 A. Pál and Á. Süli: Distribution of Asteroids in the Solar System: The Trojans

Although there is no difference between the stability properties between the Lagrangian points L_4 and L_5 both in the circular and elliptical restricted three-body problem, the number of the observed Trojan asteroids around the two Lagrangian points of Jupiter is not the same. We summarize our first numerical results concerning the difference of the phase space structure around the two Lagrangian points, taking into account the effect of Saturn as a perturber. These results show us that the size of the stable region around the leading point is even larger also for highly inclined and eccentric orbits.

 T. Kovács: On the stability of exoplanets in binary systems
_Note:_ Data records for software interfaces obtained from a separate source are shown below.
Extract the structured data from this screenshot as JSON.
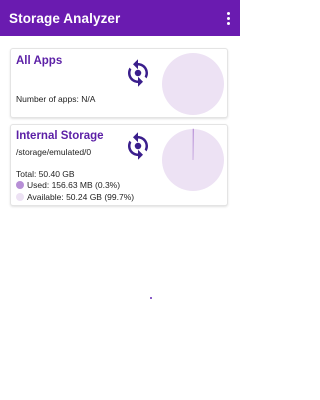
{
  "app": {
    "title": "Storage Analyzer"
  },
  "colors": {
    "accent": "#6a1bb0",
    "title_text": "#5b1fa6",
    "pie_free": "#ede2f4",
    "pie_used": "#b78fd6",
    "icon": "#3a1e8c"
  },
  "all_apps": {
    "title": "All Apps",
    "count_text": "Number of apps: N/A",
    "icon": "sync-icon"
  },
  "internal_storage": {
    "title": "Internal Storage",
    "path": "/storage/emulated/0",
    "total_text": "Total: 50.40 GB",
    "used_text": "Used: 156.63 MB (0.3%)",
    "available_text": "Available: 50.24 GB (99.7%)",
    "used_fraction": 0.003,
    "icon": "sync-icon"
  }
}
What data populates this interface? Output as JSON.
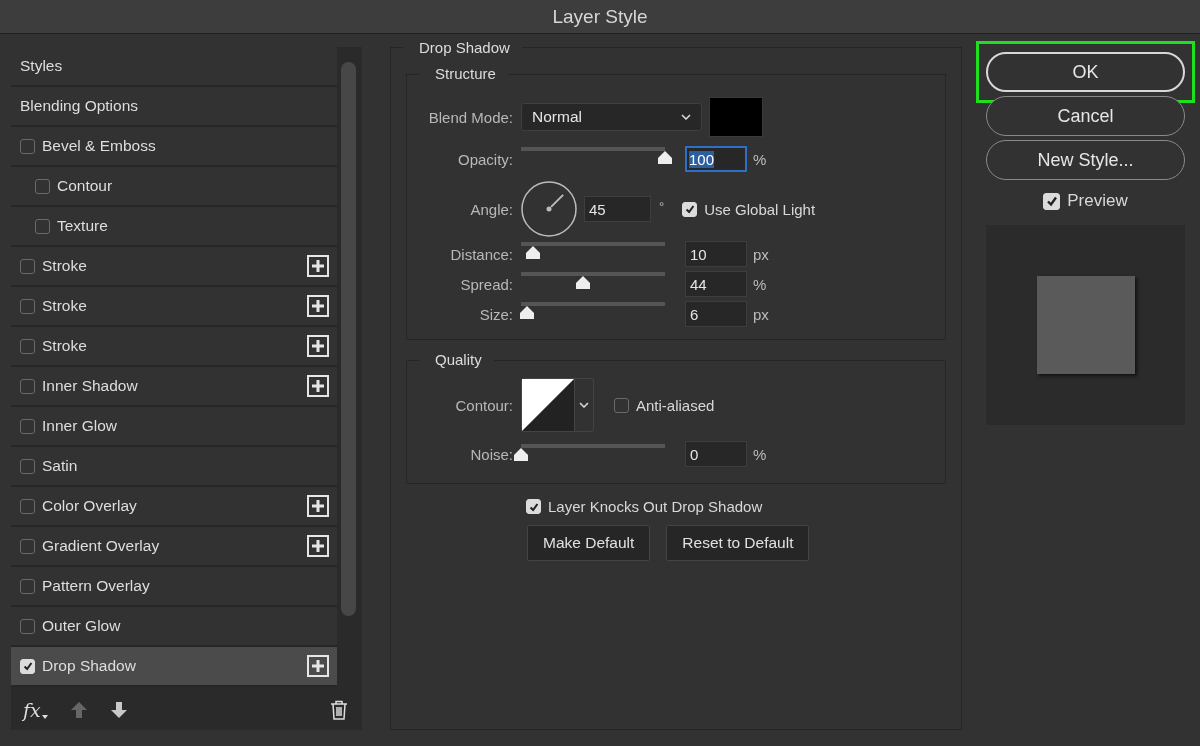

In this paper we examine the dynamical stability of exoplanets around binary stars depending on the inclination. To explore the structure of the phase space we have applied the method of the relative Lyapunov indicators. We have used the models of the elliptic restricted three- and four-body problem to study the stability of exoplanets in fictitious and real binary systems.

 P. Klagyivik and Sz. Csizmadia: Contact binary stars as standard candles

Rucinski (1996) suggested to use contact binary stars as standard candles. We investigated the properties of contact binary stars in order to search for possibility of their using as standard candles. For this purpose a catalogue of their light curve solution was compiled and on the basis of the catalogue data we calculated the rate of energy transfer between the two components. This allowed us to determine the mass-luminosity relation of the primary as well as secondary components in a contact binary and using Kepler's third law and the strict geometry a very reliable distance determination method was developed.